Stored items
_____
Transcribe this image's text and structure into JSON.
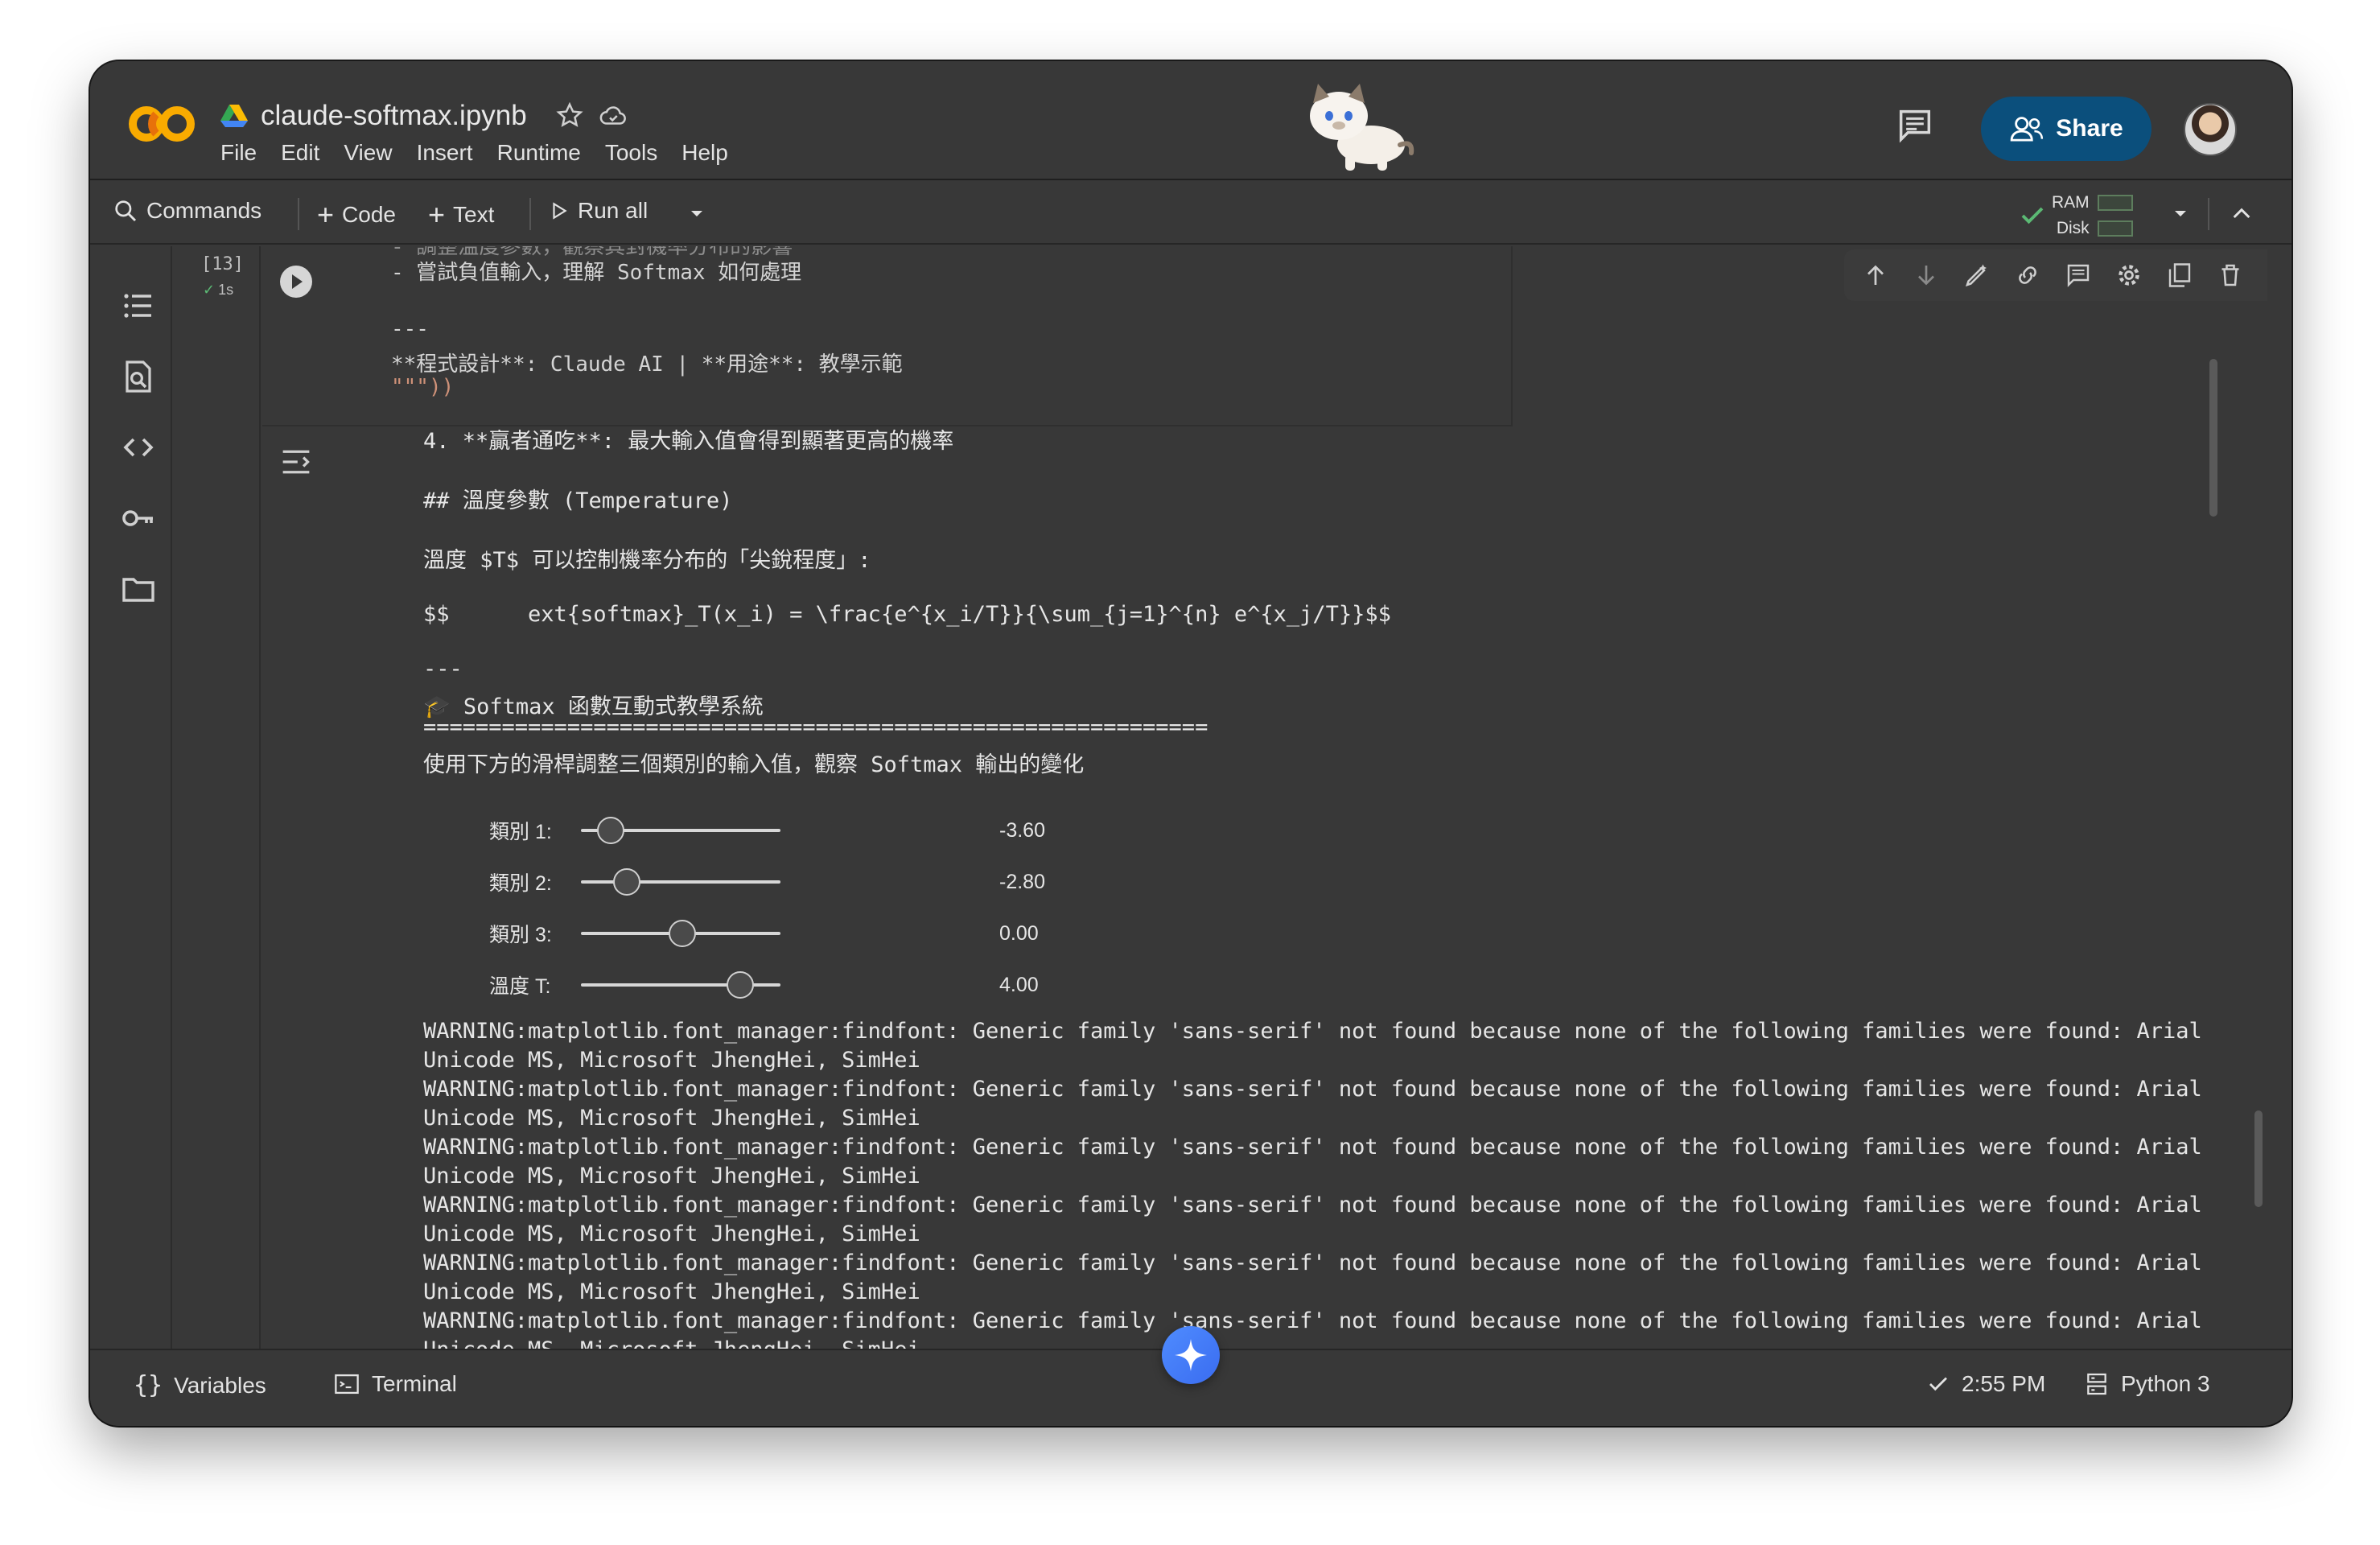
{
  "app": {
    "notebook_title": "claude-softmax.ipynb",
    "menu": [
      "File",
      "Edit",
      "View",
      "Insert",
      "Runtime",
      "Tools",
      "Help"
    ],
    "share_label": "Share"
  },
  "toolbar": {
    "commands_label": "Commands",
    "code_label": "Code",
    "text_label": "Text",
    "run_all_label": "Run all",
    "ram_label": "RAM",
    "disk_label": "Disk"
  },
  "cell": {
    "exec_count": "[13]",
    "exec_time": "1s",
    "code_lines": [
      "- 調整溫度參數，觀察其對機率分布的影響",
      "- 嘗試負值輸入，理解 Softmax 如何處理",
      "",
      "---",
      "**程式設計**: Claude AI | **用途**: 教學示範",
      "\"\"\"))"
    ]
  },
  "output": {
    "lines": [
      "4. **贏者通吃**: 最大輸入值會得到顯著更高的機率",
      "## 溫度參數 (Temperature)",
      "溫度 $T$ 可以控制機率分布的「尖銳程度」:",
      "$$      ext{softmax}_T(x_i) = \\frac{e^{x_i/T}}{\\sum_{j=1}^{n} e^{x_j/T}}$$",
      "---",
      "🎓 Softmax 函數互動式教學系統",
      "============================================================",
      "使用下方的滑桿調整三個類別的輸入值，觀察 Softmax 輸出的變化"
    ],
    "sliders": [
      {
        "label": "類別 1:",
        "value": "-3.60",
        "position": 0.15
      },
      {
        "label": "類別 2:",
        "value": "-2.80",
        "position": 0.23
      },
      {
        "label": "類別 3:",
        "value": "0.00",
        "position": 0.51
      },
      {
        "label": "溫度 T:",
        "value": "4.00",
        "position": 0.8
      }
    ],
    "warnings": [
      "WARNING:matplotlib.font_manager:findfont: Generic family 'sans-serif' not found because none of the following families were found: Arial",
      "Unicode MS, Microsoft JhengHei, SimHei",
      "WARNING:matplotlib.font_manager:findfont: Generic family 'sans-serif' not found because none of the following families were found: Arial",
      "Unicode MS, Microsoft JhengHei, SimHei",
      "WARNING:matplotlib.font_manager:findfont: Generic family 'sans-serif' not found because none of the following families were found: Arial",
      "Unicode MS, Microsoft JhengHei, SimHei",
      "WARNING:matplotlib.font_manager:findfont: Generic family 'sans-serif' not found because none of the following families were found: Arial",
      "Unicode MS, Microsoft JhengHei, SimHei",
      "WARNING:matplotlib.font_manager:findfont: Generic family 'sans-serif' not found because none of the following families were found: Arial",
      "Unicode MS, Microsoft JhengHei, SimHei",
      "WARNING:matplotlib.font_manager:findfont: Generic family 'sans-serif' not found because none of the following families were found: Arial",
      "Unicode MS, Microsoft JhengHei, SimHei"
    ]
  },
  "footer": {
    "variables_label": "Variables",
    "terminal_label": "Terminal",
    "time_label": "2:55 PM",
    "runtime_label": "Python 3"
  },
  "colors": {
    "background": "#383838",
    "share_button": "#0b4f7c",
    "logo_orange": "#f9ab00",
    "check_green": "#5bb974"
  }
}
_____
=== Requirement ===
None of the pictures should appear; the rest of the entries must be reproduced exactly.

=== Result of this exercise ===
Transcribe this image's text and structure into JSON.
{
  "app": {
    "notebook_title": "claude-softmax.ipynb",
    "menu": [
      "File",
      "Edit",
      "View",
      "Insert",
      "Runtime",
      "Tools",
      "Help"
    ],
    "share_label": "Share"
  },
  "toolbar": {
    "commands_label": "Commands",
    "code_label": "Code",
    "text_label": "Text",
    "run_all_label": "Run all",
    "ram_label": "RAM",
    "disk_label": "Disk"
  },
  "cell": {
    "exec_count": "[13]",
    "exec_time": "1s",
    "code_lines": [
      "- 調整溫度參數，觀察其對機率分布的影響",
      "- 嘗試負值輸入，理解 Softmax 如何處理",
      "",
      "---",
      "**程式設計**: Claude AI | **用途**: 教學示範",
      "\"\"\"))"
    ]
  },
  "output": {
    "lines": [
      "4. **贏者通吃**: 最大輸入值會得到顯著更高的機率",
      "## 溫度參數 (Temperature)",
      "溫度 $T$ 可以控制機率分布的「尖銳程度」:",
      "$$      ext{softmax}_T(x_i) = \\frac{e^{x_i/T}}{\\sum_{j=1}^{n} e^{x_j/T}}$$",
      "---",
      "🎓 Softmax 函數互動式教學系統",
      "============================================================",
      "使用下方的滑桿調整三個類別的輸入值，觀察 Softmax 輸出的變化"
    ],
    "sliders": [
      {
        "label": "類別 1:",
        "value": "-3.60",
        "position": 0.15
      },
      {
        "label": "類別 2:",
        "value": "-2.80",
        "position": 0.23
      },
      {
        "label": "類別 3:",
        "value": "0.00",
        "position": 0.51
      },
      {
        "label": "溫度 T:",
        "value": "4.00",
        "position": 0.8
      }
    ],
    "warnings": [
      "WARNING:matplotlib.font_manager:findfont: Generic family 'sans-serif' not found because none of the following families were found: Arial",
      "Unicode MS, Microsoft JhengHei, SimHei",
      "WARNING:matplotlib.font_manager:findfont: Generic family 'sans-serif' not found because none of the following families were found: Arial",
      "Unicode MS, Microsoft JhengHei, SimHei",
      "WARNING:matplotlib.font_manager:findfont: Generic family 'sans-serif' not found because none of the following families were found: Arial",
      "Unicode MS, Microsoft JhengHei, SimHei",
      "WARNING:matplotlib.font_manager:findfont: Generic family 'sans-serif' not found because none of the following families were found: Arial",
      "Unicode MS, Microsoft JhengHei, SimHei",
      "WARNING:matplotlib.font_manager:findfont: Generic family 'sans-serif' not found because none of the following families were found: Arial",
      "Unicode MS, Microsoft JhengHei, SimHei",
      "WARNING:matplotlib.font_manager:findfont: Generic family 'sans-serif' not found because none of the following families were found: Arial",
      "Unicode MS, Microsoft JhengHei, SimHei"
    ]
  },
  "footer": {
    "variables_label": "Variables",
    "terminal_label": "Terminal",
    "time_label": "2:55 PM",
    "runtime_label": "Python 3"
  },
  "colors": {
    "background": "#383838",
    "share_button": "#0b4f7c",
    "logo_orange": "#f9ab00",
    "check_green": "#5bb974"
  }
}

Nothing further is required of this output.